Even if the Kemper Museum's first acquisition of work by British bad-boy artist Damien Hirst isn't one of his more notorious pieces (like the sliced-up cow or the dead whale suspended in liquid), it's still laudable. The Last Supper

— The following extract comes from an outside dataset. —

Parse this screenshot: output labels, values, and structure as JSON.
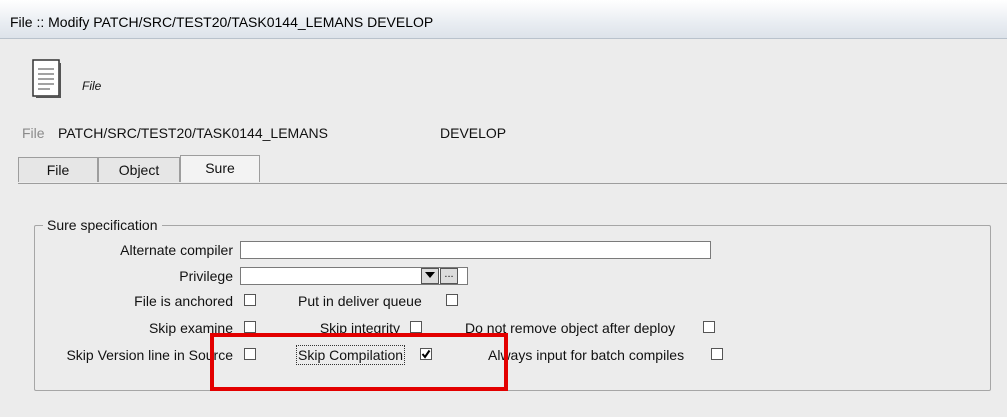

series consists of 13 60-inch-by-40-inch prints. It takes multiple viewings to absorb them fully, and even then Hirst's agenda is predictably subversive. Based on the packaging of pharmaceuticals such as ethanbutol hydrochloride (familiar to people who have been diagnosed HIV-positive), the images substitute the medical terminology with words like "Omelette" and "Steak and Kidney." What Hirst is saying about sustenance is debatable, but he says it with punch and personality.